Again, this is a socio-political or economic blog dependent on who the author is and what the latest happenings in the world are. It seems to be an entertaining blog to those who enjoy a bit more abrupt reporting or who like to confer with others about how ridiculous large media corporations can be. It’s one I would spend some time perusing, but I most likely wouldn’t be going back to check it out anytime soon.

Semi-Detailed Review

General Theme: Journalistic, Political, Media, Informative, Opinionated

Political Slant: Moderate to Left

Cite Sources? There are internal citations for most every article.

How does the blog’s information compare to the newspaper? There are probably too many opinions here to compete with real news, but the things reported are eye-opening and somewhat jaw-dropping.

What you didn’t like: I’m fine with the language and the voices, but the theme was the only truly grating thing to me. I personally dislike stark white pages.

A link to a specific post you felt was interesting: Anti-Muslim Demagogue Pamela Geller’s Firehose of Hate Speech. This is pretty much why I stay away from Wingnuts like Glen Beck and Pamela Geller.

Let’s Talk About Blogs: Daily Kos


I was, admittedly a bit wary when I first entered this blog’s website. An icon of a man waving a flag, articles with sarcastic and yet literal titles, copious amounts of sarcasm… I initially wondered what odd part of the net I had stumbled upon. As I scrolled through the posts, I became increasingly amused by the titles and articles being posted. 

Surprisingly enough, it is a very informative blog which addresses political, social, and economic issues through somewhat satirical blurbs and posts. The group of writers publishing to Daily Kos are well-versed in the discipline of what I like to call ‘eye-opening writing’, in which the author makes no point in sugar-coating the details to simply lay out the base of the issues at hand. It’s a fantastic blog full of things which make you go hmmmm… Definitely food for thought, if nothing else. This is an entertaining blog to read through.

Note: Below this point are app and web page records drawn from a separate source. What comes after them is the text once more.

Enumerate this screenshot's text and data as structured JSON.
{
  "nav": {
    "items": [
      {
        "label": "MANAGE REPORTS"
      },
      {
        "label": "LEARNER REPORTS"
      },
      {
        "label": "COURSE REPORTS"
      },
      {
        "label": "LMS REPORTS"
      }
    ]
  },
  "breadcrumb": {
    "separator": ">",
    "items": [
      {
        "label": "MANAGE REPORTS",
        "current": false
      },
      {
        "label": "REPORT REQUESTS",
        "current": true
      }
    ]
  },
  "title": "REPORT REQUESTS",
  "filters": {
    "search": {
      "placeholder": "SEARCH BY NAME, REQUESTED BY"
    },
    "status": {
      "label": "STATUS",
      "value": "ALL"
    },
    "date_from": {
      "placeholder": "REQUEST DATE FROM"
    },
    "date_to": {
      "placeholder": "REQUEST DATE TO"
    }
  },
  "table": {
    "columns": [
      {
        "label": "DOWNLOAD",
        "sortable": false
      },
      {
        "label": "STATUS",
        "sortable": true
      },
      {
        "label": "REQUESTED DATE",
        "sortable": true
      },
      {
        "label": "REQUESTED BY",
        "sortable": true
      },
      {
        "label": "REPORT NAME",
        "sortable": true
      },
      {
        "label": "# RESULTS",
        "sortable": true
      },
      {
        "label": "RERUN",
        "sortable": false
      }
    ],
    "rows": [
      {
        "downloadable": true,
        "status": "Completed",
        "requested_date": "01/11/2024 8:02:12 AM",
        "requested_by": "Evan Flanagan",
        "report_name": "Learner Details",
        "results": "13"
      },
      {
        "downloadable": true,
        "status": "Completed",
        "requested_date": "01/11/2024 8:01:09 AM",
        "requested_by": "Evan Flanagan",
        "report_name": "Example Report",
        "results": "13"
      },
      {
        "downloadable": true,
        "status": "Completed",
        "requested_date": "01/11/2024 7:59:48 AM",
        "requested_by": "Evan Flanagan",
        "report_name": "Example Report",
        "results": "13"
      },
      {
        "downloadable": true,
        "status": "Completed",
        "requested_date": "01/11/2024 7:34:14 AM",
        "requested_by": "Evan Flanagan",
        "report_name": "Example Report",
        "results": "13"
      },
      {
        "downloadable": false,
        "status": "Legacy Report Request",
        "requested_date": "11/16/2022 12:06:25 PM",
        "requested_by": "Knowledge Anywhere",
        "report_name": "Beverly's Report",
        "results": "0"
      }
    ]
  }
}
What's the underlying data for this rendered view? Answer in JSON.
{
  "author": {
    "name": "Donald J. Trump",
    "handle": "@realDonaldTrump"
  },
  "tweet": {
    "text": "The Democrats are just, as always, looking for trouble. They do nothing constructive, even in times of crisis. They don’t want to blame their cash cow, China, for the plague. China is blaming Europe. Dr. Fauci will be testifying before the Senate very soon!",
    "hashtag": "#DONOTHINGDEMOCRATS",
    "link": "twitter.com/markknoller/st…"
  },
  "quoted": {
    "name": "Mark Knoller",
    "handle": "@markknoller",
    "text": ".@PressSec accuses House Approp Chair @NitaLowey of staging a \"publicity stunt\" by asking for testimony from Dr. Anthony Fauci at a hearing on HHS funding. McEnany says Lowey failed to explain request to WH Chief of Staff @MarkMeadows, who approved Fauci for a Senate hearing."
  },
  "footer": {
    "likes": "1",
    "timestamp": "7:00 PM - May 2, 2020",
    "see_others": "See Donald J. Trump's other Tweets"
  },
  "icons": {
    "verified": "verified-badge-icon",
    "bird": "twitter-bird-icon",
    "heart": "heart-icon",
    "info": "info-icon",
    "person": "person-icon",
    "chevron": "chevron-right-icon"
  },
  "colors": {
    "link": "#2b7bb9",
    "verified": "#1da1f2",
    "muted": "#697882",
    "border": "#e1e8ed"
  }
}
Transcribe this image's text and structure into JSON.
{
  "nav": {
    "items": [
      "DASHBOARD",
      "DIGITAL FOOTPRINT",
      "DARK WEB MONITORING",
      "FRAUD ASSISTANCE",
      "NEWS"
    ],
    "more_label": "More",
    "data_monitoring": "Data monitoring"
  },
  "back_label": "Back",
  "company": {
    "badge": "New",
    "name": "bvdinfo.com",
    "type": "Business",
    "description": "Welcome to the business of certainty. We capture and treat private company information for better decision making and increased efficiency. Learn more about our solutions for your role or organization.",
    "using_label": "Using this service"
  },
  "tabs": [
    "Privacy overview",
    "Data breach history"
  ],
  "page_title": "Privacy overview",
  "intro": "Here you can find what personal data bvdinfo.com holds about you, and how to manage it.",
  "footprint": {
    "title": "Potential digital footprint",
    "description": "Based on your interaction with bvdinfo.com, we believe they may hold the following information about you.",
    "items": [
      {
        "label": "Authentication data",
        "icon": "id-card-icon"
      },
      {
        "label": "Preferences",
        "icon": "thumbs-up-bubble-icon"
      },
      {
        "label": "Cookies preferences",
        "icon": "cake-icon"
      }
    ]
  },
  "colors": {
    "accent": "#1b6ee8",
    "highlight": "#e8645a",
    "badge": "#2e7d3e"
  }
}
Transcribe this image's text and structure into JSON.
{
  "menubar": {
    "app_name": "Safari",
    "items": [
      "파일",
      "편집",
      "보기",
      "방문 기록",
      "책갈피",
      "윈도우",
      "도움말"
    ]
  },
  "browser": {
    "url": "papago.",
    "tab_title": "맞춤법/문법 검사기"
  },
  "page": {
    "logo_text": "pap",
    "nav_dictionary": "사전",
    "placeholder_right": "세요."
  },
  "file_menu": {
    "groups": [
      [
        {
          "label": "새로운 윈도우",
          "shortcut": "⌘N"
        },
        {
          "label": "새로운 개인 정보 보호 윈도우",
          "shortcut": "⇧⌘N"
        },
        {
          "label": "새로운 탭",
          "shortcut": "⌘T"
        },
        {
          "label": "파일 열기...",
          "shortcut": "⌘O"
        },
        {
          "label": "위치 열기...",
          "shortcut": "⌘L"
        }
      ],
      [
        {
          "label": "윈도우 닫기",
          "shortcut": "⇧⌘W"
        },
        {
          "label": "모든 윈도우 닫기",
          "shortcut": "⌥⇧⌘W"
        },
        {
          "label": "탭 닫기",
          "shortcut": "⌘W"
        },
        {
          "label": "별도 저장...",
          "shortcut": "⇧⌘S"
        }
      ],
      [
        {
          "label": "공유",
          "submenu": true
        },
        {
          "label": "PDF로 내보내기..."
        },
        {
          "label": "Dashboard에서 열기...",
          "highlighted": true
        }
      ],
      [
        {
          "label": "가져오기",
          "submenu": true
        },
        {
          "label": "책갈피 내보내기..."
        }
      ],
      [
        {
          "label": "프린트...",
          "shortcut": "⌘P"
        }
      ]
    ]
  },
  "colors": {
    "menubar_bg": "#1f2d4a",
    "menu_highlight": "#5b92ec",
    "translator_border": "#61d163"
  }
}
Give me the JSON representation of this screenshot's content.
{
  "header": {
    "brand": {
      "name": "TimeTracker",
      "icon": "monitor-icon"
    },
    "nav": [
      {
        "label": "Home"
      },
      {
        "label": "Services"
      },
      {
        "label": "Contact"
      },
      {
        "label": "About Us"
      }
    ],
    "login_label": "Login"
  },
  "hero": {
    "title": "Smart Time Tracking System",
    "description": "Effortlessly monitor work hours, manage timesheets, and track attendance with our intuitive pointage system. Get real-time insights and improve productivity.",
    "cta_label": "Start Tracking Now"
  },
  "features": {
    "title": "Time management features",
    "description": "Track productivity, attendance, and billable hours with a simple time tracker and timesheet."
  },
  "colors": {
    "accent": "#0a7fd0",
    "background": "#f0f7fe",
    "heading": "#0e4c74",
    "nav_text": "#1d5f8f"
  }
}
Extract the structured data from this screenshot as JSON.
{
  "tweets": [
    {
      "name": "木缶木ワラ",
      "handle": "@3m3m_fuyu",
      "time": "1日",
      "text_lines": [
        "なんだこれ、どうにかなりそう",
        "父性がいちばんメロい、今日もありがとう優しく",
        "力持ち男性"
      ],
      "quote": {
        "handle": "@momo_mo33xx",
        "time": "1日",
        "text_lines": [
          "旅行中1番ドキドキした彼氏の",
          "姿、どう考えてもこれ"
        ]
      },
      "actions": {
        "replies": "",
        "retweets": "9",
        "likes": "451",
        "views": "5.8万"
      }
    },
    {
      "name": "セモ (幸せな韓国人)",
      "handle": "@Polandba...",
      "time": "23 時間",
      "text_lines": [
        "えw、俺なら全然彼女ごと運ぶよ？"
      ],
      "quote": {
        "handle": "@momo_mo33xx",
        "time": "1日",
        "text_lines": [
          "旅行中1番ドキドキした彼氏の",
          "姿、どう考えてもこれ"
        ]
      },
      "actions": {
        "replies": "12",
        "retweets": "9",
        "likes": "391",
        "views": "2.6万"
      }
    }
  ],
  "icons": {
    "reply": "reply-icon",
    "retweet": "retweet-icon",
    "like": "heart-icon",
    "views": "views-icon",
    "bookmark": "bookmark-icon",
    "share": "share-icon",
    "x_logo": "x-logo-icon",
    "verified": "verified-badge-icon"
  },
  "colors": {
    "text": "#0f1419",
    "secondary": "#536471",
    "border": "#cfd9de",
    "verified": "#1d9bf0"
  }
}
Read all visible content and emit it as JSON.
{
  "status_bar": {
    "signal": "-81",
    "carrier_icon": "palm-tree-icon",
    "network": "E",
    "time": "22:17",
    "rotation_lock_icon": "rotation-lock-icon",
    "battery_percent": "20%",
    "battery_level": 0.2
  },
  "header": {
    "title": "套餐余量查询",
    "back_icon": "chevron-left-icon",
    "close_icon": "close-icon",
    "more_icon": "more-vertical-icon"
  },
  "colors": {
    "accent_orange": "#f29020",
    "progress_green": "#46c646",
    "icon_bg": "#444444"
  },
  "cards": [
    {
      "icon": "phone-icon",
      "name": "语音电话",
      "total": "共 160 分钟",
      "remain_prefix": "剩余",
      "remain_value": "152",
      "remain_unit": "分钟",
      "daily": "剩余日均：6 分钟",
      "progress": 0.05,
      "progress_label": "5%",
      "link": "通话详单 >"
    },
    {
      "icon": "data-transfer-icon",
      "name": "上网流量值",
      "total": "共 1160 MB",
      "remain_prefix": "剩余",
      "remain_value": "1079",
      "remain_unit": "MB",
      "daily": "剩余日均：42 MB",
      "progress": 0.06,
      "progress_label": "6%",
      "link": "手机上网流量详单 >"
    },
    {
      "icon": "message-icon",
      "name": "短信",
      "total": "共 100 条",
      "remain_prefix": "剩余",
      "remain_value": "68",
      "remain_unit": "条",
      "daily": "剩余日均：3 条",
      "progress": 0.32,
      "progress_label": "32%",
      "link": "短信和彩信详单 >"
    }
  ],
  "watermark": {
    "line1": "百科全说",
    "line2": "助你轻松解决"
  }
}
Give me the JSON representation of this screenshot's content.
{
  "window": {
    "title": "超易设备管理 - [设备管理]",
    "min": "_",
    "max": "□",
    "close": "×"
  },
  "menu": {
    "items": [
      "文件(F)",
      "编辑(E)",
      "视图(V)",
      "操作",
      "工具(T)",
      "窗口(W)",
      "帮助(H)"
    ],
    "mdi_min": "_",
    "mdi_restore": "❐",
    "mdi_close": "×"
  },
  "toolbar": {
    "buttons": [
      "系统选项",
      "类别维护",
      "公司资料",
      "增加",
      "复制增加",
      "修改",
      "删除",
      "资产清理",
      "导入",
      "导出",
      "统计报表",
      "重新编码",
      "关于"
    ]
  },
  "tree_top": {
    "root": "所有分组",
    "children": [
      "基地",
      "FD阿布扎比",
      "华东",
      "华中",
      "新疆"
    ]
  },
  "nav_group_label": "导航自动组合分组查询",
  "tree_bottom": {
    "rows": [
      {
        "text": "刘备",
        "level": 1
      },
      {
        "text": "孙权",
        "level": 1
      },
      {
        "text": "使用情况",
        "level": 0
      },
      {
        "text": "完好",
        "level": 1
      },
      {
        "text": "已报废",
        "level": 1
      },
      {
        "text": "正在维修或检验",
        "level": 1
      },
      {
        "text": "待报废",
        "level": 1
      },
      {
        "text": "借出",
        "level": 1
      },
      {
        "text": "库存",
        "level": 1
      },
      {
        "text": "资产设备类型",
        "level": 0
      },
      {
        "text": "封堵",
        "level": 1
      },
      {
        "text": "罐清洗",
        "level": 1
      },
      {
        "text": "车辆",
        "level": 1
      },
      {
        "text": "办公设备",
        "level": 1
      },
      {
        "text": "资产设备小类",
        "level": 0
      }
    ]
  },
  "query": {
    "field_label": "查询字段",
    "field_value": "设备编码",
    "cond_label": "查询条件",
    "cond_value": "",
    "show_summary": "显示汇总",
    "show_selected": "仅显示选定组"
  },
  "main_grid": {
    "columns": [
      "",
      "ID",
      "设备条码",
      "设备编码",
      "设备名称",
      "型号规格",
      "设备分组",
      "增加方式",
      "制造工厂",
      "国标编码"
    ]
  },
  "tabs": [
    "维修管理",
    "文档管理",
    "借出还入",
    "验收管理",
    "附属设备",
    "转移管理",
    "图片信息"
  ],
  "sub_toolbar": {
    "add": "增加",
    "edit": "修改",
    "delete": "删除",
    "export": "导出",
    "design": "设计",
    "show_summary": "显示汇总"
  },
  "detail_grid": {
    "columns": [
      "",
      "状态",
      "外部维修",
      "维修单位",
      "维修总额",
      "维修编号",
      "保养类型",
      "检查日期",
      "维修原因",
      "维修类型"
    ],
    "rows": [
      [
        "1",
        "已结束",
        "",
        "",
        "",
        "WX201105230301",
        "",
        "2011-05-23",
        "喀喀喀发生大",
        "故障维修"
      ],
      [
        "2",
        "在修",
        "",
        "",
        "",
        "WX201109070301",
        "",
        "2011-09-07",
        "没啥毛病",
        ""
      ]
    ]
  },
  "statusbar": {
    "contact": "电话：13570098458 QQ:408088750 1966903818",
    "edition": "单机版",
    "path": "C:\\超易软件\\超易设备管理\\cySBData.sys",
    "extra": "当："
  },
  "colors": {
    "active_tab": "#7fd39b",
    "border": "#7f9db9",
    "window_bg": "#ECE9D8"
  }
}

Semi-Detailed Review

General Theme: Journalistic, Political, Informative

Political Slant: Moderate to Left? Because of the varying authors, there are varying voices and ideas. It’s difficult to pin a single one down.

Cite Sources? There are internal citations for most every article.

How does the blog’s information compare to the newspaper? It’s definitely more news-worthy than some of the things the newspaper reports, but I can’t speak much on the issue. I stopped reading the paper some time ago.

What you didn’t like: I can’t say there isn’t anything which bothered me about this site. I would definitely give it a 9/10 to 10/10 for its overall entertainment and information value.

A link to a specific post you felt was interesting: Not Necessarily the News. Finally, someone who shares my frustrations about the reports concerning the Boston Marathon Bombing over this past week.